    7. Harris, Richard D, 2002. "Foreign Ownership and Productivity in the United Kingdom--Some Issues When Using the ARD Establishment Level Data," Scottish Journal of Political Economy, Scottish Economic Society, vol. 49(3), pages 318-335, August.
    Full references (including those not matched with items on IDEAS)

    Citations

    Citations are extracted by the CitEc Project, subscribe to its RSS feed for this item.
    as


    Cited by:

    1. Criscuolo, Chiara & Martin, Ralf & Overman, Henry & Van Reenen, John, 2012. "The Causal Effects of an Industrial Policy," IZA Discussion Papers 6323, Institute for the Study of Labor (IZA).
    2. Bernini, Cristina & Cerqua, Augusto & Pellegrini, Guido, 2017. "Public subsidies, TFP and efficiency: A tale of complex relationships," Research Policy, Elsevier, vol. 46(4), pages 751-767.
    3. Stefaan Decramer & Stijn Vanormelingen, 2016. "The effectiveness of investment subsidies: evidence from a regression discontinuity design," Small Business Economics, Springer, vol. 47(4), pages 1007-1032, December.
    4. Jones, Jonathan & Wren, Colin, 2008. "Re-investment and the survival of foreign-owned plants," LSE Research Online Documents on Economics 33138, London School of Economics and Political Science, LSE Library.
    5. Jonathan Jones & Colin Wren, 2008. "Re-Investment and the Survival of Foreign-Owned Plants," SERC Discussion Papers 0003, Spatial Economics Research Centre, LSE.
    6. Richard Harris & John Moffat, 2011. "Plant-level Determinants of Total Factor Productivity in Great Britain, 1997-2006," SERC Discussion Papers 0064, Spatial Economics Research Centre, LSE.
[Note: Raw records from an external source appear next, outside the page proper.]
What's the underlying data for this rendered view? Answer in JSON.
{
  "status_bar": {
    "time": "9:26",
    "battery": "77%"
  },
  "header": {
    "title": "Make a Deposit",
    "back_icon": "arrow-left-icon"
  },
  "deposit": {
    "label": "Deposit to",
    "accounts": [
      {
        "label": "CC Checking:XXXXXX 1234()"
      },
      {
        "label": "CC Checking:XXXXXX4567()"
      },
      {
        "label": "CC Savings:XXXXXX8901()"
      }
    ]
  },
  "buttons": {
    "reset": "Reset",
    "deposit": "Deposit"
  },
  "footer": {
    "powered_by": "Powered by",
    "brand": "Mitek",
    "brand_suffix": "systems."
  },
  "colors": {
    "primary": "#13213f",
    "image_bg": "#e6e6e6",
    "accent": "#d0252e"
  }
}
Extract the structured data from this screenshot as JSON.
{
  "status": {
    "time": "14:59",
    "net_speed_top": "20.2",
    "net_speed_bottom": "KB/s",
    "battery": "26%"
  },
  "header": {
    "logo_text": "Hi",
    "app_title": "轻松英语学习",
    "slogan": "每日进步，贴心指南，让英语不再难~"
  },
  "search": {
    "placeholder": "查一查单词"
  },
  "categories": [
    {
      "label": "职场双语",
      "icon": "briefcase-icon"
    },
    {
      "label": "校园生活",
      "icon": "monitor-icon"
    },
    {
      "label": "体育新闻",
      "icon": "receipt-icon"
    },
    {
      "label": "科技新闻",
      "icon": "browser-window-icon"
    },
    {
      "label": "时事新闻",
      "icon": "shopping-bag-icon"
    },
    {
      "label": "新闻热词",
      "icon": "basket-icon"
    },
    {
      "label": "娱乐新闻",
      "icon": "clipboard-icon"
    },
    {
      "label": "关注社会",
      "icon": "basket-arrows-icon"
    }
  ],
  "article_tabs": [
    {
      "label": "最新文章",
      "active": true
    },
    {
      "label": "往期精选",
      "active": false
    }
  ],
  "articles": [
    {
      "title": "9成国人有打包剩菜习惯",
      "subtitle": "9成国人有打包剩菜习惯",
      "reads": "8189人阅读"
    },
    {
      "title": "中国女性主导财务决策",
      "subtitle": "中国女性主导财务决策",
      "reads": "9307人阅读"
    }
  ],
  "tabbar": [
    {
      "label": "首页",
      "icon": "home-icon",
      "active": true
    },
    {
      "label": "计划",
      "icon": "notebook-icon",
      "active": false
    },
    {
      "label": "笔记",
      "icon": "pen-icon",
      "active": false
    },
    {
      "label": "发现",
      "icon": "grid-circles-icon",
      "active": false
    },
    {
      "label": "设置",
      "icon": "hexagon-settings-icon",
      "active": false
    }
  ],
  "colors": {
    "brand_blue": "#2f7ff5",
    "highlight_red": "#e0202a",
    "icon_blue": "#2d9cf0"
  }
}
    More about this item

    Keywords

    Regional policy; Total factor productivity decomposition; UK manufacturing; Politique regionale; Decomposition de la productivite globale des facteurs de production; Industrie au Royaume-Uni; Regionalpolitik; Zerlegung aller Produktionsfaktoren; Herstellende Industrie des UK; Politica regional; Descomposicion de la productividad total factorial; Industria manufacturera britanica; JEL classifications: D24; L50; R58;

    JEL classification:

    • D24 - Microeconomics - - Production and Organizations - - - Production; Cost; Capital; Capital, Total Factor, and Multifactor Productivity; Capacity
    • L50 - Industrial Organization - - Regulation and Industrial Policy - - - General
    • R58 - Urban, Rural, Regional, Real Estate, and Transportation Economics - - Regional Government Analysis - - - Regional Development Planning and Policy

    Statistics

    Access and download statistics

    Corrections

    All material on this site has been provided by the respective publishers and authors. You can help correct errors and omissions. When requesting a correction, please mention this item's handle: RePEc:taf:regstd:v:39:y:2005:i:6:p:751-765. See general information about how to correct material in RePEc.

    For technical questions regarding this item, or to correct its authors, title, abstract, bibliographic or download information, contact: (Chris Longhurst). General contact details of provider: http://www.tandfonline.com/CRES20 .

    If you have authored this item and are not yet registered with RePEc, we encourage you to do it here. This allows to link your profile to this item. It also allows you to accept potential citations to this item that we are uncertain about.

    If CitEc recognized a reference but did not link an item in RePEc to it, you can help with this form .

    If you know of missing items citing this one, you can help us creating those links by adding the relevant references in the same way as above, for each refering item. If you are a registered author of this item, you may also want to check the "citations" tab in your RePEc Author Service profile, as there may be some citations waiting for confirmation.

    Please note that corrections may take a couple of weeks to filter through the various RePEc services.

    IDEAS is a RePEc service hosted by the Research Division of the Federal Reserve Bank of St. Louis . RePEc uses bibliographic data supplied by the respective publishers.